|Limits of Categorization: The DSM is clear that not all aberrant behavior is to be classified as a mental|
|disorder. In order to be diagnosed with a mental disorder, not only does an individual need to meet |
certain criteria, but the individual needs to show a clear disruption in their usual level of functioning,
and/or experience significant subjective distress about their feelings, thoughts or behaviors. If an
individual shows no disruption in their usual level of functioning and is not experiencing distress, in most
cases, no diagnosis is given. Too, the most recent DSM's have included dimensional factors which take
into consideration the duration of the disturbance, age of on-set, persistence and severity of the
symptoms and so on.
|Cultural Factors: The DSM is aware of cultural factors and does not diagnose people with mental|
|disorders simply because their ways are different from the dominant culture.

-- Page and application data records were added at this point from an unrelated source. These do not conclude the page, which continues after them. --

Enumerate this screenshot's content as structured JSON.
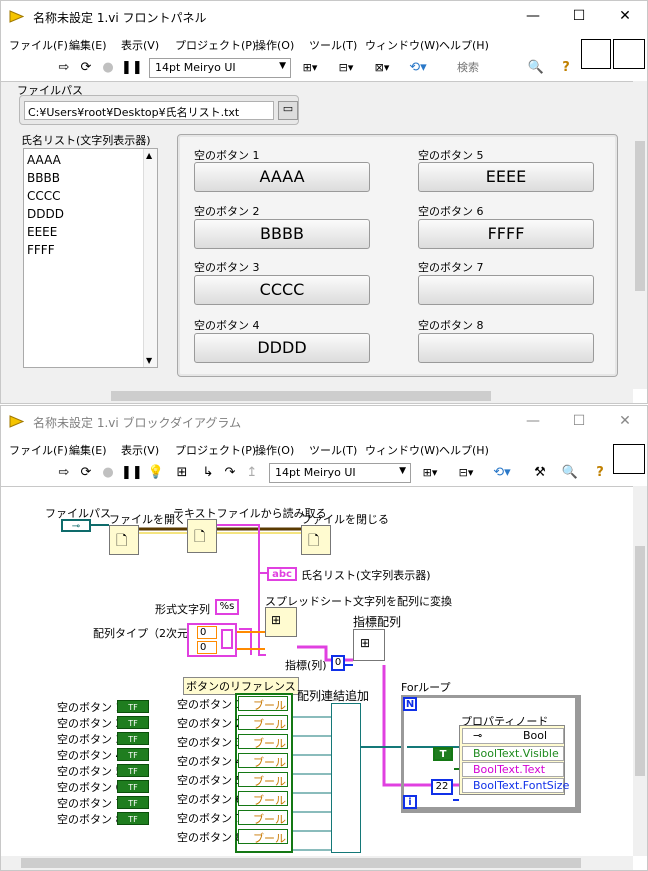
{
  "front": {
    "title": "名称未設定 1.vi フロントパネル",
    "menu": [
      "ファイル(F)",
      "編集(E)",
      "表示(V)",
      "プロジェクト(P)",
      "操作(O)",
      "ツール(T)",
      "ウィンドウ(W)",
      "ヘルプ(H)"
    ],
    "font": "14pt Meiryo UI",
    "search_placeholder": "検索",
    "path_label": "ファイルパス",
    "path_value": "C:¥Users¥root¥Desktop¥氏名リスト.txt",
    "list_label": "氏名リスト(文字列表示器)",
    "list_items": [
      "AAAA",
      "BBBB",
      "CCCC",
      "DDDD",
      "EEEE",
      "FFFF"
    ],
    "buttons": [
      {
        "label": "空のボタン 1",
        "text": "AAAA"
      },
      {
        "label": "空のボタン 2",
        "text": "BBBB"
      },
      {
        "label": "空のボタン 3",
        "text": "CCCC"
      },
      {
        "label": "空のボタン 4",
        "text": "DDDD"
      },
      {
        "label": "空のボタン 5",
        "text": "EEEE"
      },
      {
        "label": "空のボタン 6",
        "text": "FFFF"
      },
      {
        "label": "空のボタン 7",
        "text": ""
      },
      {
        "label": "空のボタン 8",
        "text": ""
      }
    ]
  },
  "block": {
    "title": "名称未設定 1.vi ブロックダイアグラム",
    "menu": [
      "ファイル(F)",
      "編集(E)",
      "表示(V)",
      "プロジェクト(P)",
      "操作(O)",
      "ツール(T)",
      "ウィンドウ(W)",
      "ヘルプ(H)"
    ],
    "font": "14pt Meiryo UI",
    "labels": {
      "file_path": "ファイルパス",
      "open_file": "ファイルを開く",
      "read_text": "テキストファイルから読み取る",
      "close_file": "ファイルを閉じる",
      "name_list": "氏名リスト(文字列表示器)",
      "format_string": "形式文字列",
      "format_value": "%s",
      "array_type": "配列タイプ（2次元）",
      "array_zero_1": "0",
      "array_zero_2": "0",
      "spreadsheet": "スプレッドシート文字列を配列に変換",
      "index_array": "指標配列",
      "index_col": "指標(列)",
      "index_value": "0",
      "abc": "abc",
      "refs_title": "ボタンのリファレンス",
      "build_array": "配列連結追加",
      "for_loop": "Forループ",
      "loop_n": "N",
      "loop_i": "i",
      "prop_node": "プロパティノード",
      "prop_class": "Bool",
      "prop_visible": "BoolText.Visible",
      "prop_text": "BoolText.Text",
      "prop_fontsize": "BoolText.FontSize",
      "true_const": "T",
      "fontsize_const": "22",
      "tf": "TF",
      "ref_suffix": "ブール"
    },
    "controls": [
      "空のボタン 1",
      "空のボタン 2",
      "空のボタン 3",
      "空のボタン 4",
      "空のボタン 5",
      "空のボタン 6",
      "空のボタン 7",
      "空のボタン 8"
    ]
  }
}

Where there are |
differences between cultures or among sub-cultures, we enter the realm of sociology and may discuss
the relative merits of cultures in a sociological context. Nevertheless, people from other cultures can be
diagnosed, with the same precautions, if their symptoms are clearly out of line with the culture to which
they identify. The DSM includes a number of examples of aberrant behavior in various other cultures
which may or may not constitute mental disorders in those cultures.
|On-Going Study: The DSM is well aware that its various categories are not all-inclusive. Each new|
|edition of the DSM outlines a set of categories that warrant further study. Sometimes, these are |
disorders that are on their way to inclusion in the DSM and some of these disorders have been excluded
from the most recent editions but are still considered to have merit in using the DSM's categorical system.
|Striving to Get the Full Picture: The DSM recommends the use of a "multi-axial" format in diagnosis|
|toward understanding as fully and accurately, the full picture of the individual. Generally, there are five |
axes which include, in order;
|Knowledge of Its Own General Limitations: Although the DSM does not outline all of its own|
|limitations, it is quite straight-forward about its limitations in general. These limitations are acknowledged |
early in the text and for a perceptive clinician, these reminders are evident throughout the book.
|Cautions Issued to Clinicians: The DSM actively cautions clinicians to be aware of its limitations and to use the DSM responsibly. Clinicians are advised to make use of their own training, experience, and clinical judgement in making diagnoses and to not rely upon the DSM alone or to use it in a cook-book fashion. This is consistent with the ethical standards of most mental health professionals. Mental health professionals are encouraged to do their best to make sure their assessments and other professional work is not misunderstood or misinterpreted. For this and other reasons, non-professionals are discouraged from using the DSM.|
|Psychiatric Diagnosis & the Diagnostic and Statistical Manual
of Mental Disorders (DSM): What You Should Know and Why
|Christian Wolff, Psy.A., Licensed Psychologist Associate • Psychotherapist & Counselor
820 NW 21st Avenue, Suite B. Portland.Oregon. 97209. 503.381.2032. firstname.lastname@example.org
|Diagnosis of Mental Health Conditions: The Good, The Bad, and the Ugly
|DSM V - Spring 2013